You may be hesitant to participate in the Zero Waste Challenge because you live in an apartment, townhouse or condo without composting services. We have suggestions to help you! Several of them are also ideas that you could use regularly to minimize your impact on the environment and live sustainably.
Organic Waste Options for Multi-Unit Residential Buildings
Compost Drop off
Try ShareWaste. The platform connects people who wish to recycle their kitchen scraps with their neighbours who are already composting, worm-farming or keep chickens. Now you can divert waste from landfill while getting to know the people around you!
If you’re in Waterloo, the University of Waterloo students and faculties have access to several Campus Compost locations.
Ask a friend or family member!
Try speaking to a friend, family member or neighbour who does not live in a multi-residential building. Most residents would be happy to have you add your organic waste to the contents of their green bin since they are interested in reducing our community’s impact on the environment.
Visit a Waste Transfer Station
The Region of Waterloo waste transfer stations will accept organic waste and compost it for a small fee. In Cambridge, go to 201 Savage Drive and in Waterloo, go to 925 Erb Street West, Waterloo.
Talk to your Building Manager
If you have been searching for a way to compost within your building, it is likely your neighbours have been as well! We recommend speaking to your neighbours and establishing if your building has a demand for composting services. If your neighbours are also longing to compost their organic waste, bring it up to your building manager. It is possible your building manager has no idea that composting is a concern of its residents and may arrange it if they know demand exists.

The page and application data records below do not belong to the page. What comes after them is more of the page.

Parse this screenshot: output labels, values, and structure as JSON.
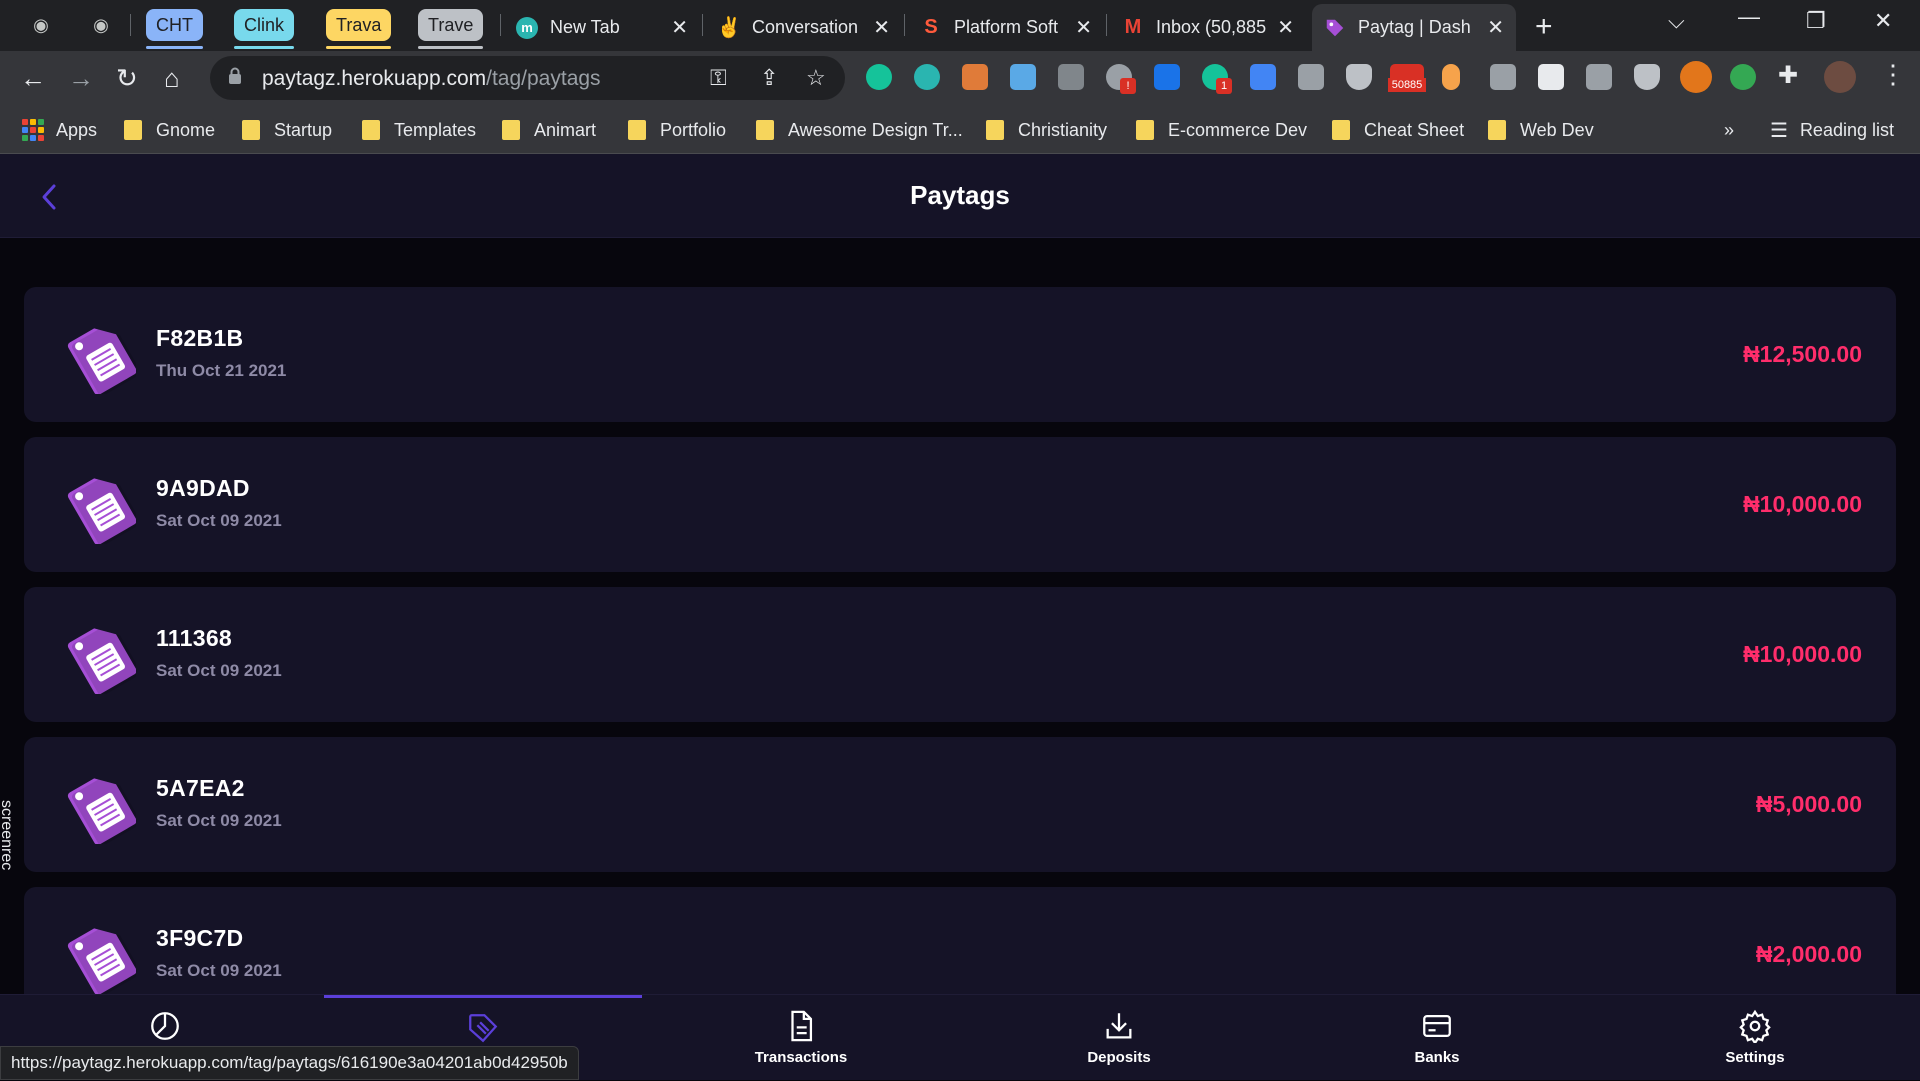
{
  "browser": {
    "tab_groups": [
      {
        "label": "CHT",
        "color": "#8ab4f8"
      },
      {
        "label": "Clink",
        "color": "#78d9ec"
      },
      {
        "label": "Trava",
        "color": "#fdd663"
      },
      {
        "label": "Trave",
        "color": "#bdc1c6"
      }
    ],
    "tabs": [
      {
        "title": "New Tab",
        "favicon": "m"
      },
      {
        "title": "Conversation",
        "favicon": "peace-icon"
      },
      {
        "title": "Platform Soft",
        "favicon": "s-logo-icon"
      },
      {
        "title": "Inbox (50,885",
        "favicon": "gmail-icon"
      },
      {
        "title": "Paytag | Dash",
        "favicon": "tag-icon"
      }
    ],
    "url_host": "paytagz.herokuapp.com",
    "url_path": "/tag/paytags",
    "mail_badge": "50885",
    "ext_badge_1": "!",
    "ext_badge_2": "1",
    "bookmarks": [
      "Apps",
      "Gnome",
      "Startup",
      "Templates",
      "Animart",
      "Portfolio",
      "Awesome Design Tr...",
      "Christianity",
      "E-commerce Dev",
      "Cheat Sheet",
      "Web Dev"
    ],
    "more_bookmarks": "»",
    "reading_list": "Reading list",
    "status_url": "https://paytagz.herokuapp.com/tag/paytags/616190e3a04201ab0d42950b",
    "screenrec_label": "screenrec"
  },
  "header": {
    "title": "Paytags"
  },
  "paytags": [
    {
      "code": "F82B1B",
      "date": "Thu Oct 21 2021",
      "amount": "₦12,500.00"
    },
    {
      "code": "9A9DAD",
      "date": "Sat Oct 09 2021",
      "amount": "₦10,000.00"
    },
    {
      "code": "111368",
      "date": "Sat Oct 09 2021",
      "amount": "₦10,000.00"
    },
    {
      "code": "5A7EA2",
      "date": "Sat Oct 09 2021",
      "amount": "₦5,000.00"
    },
    {
      "code": "3F9C7D",
      "date": "Sat Oct 09 2021",
      "amount": "₦2,000.00"
    }
  ],
  "bottom_nav": [
    {
      "label": "",
      "icon": "pie-chart-icon"
    },
    {
      "label": "",
      "icon": "tag-icon"
    },
    {
      "label": "Transactions",
      "icon": "document-icon"
    },
    {
      "label": "Deposits",
      "icon": "download-icon"
    },
    {
      "label": "Banks",
      "icon": "card-icon"
    },
    {
      "label": "Settings",
      "icon": "gear-icon"
    }
  ],
  "colors": {
    "accent": "#5b3fd9",
    "amount": "#ff2d6b",
    "card": "#151327",
    "tag": "#a64fd6"
  }
}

Vermicomposting is ideal for indoor composting because it creates very little mess and no odor, if done correctly. This method uses various types of earthworms to convert your organic waste into nutrient rich fertilizer. To get started with vermicomposting all you need is a large bin (such as a Rubbermaid bin) and some earthworms. Earthworms are different than other worms because they can process organic waste much faster. They are most productive when living at room temperature, thus they thrive in an indoor environment.
Setting up a vermicomposting station in your home is simple. First line your bin with a bedding of shredded paper. Then introduce the earthworms. Scraps from most fruits and vegetables can be added to feed the worms. Food scraps should be added to the bin regularly to keep up with the worm’s appetite. If too much food is added, the bin will begin to smell. If not enough food is added, the worms will die.
The worms require moisture in order to breath. It is important to maintain a moist, but not drenched environment. Regularly adding food scraps should be sufficient to maintain the moisture levels, otherwise a spray bottle can be used to dampen the worms bedding. It is recommended to poke small holes into the top and bottom of the bin. This will allow oxygen to enter the composter and excess liquids to drain out. Place a tray or second bin under the vermicomposter to collect these excess liquids.
Earthworms are herbivores. No meat or dairy products should be added to the vermicomposter. Most fruits and vegetables are okay to add to the composter. Citrus foods such as oranges, limes and lemons should not be added as the worms will not break them down. Onions and hot peppers should also remain out of the composter.
Vermicomposting requires very little effort or maintenance. It is an excellent solution to any apartment dweller’s composting needs.
Help us help you!
Reep Green Solutions is aware of the growing number of people living in apartments, townhouses and condos in Waterloo Region. We are concerned about the lack of composting service for them so we are currently in the planning stages of a pilot service, subscribe to our newsletter to get updates!
By: Laura Stern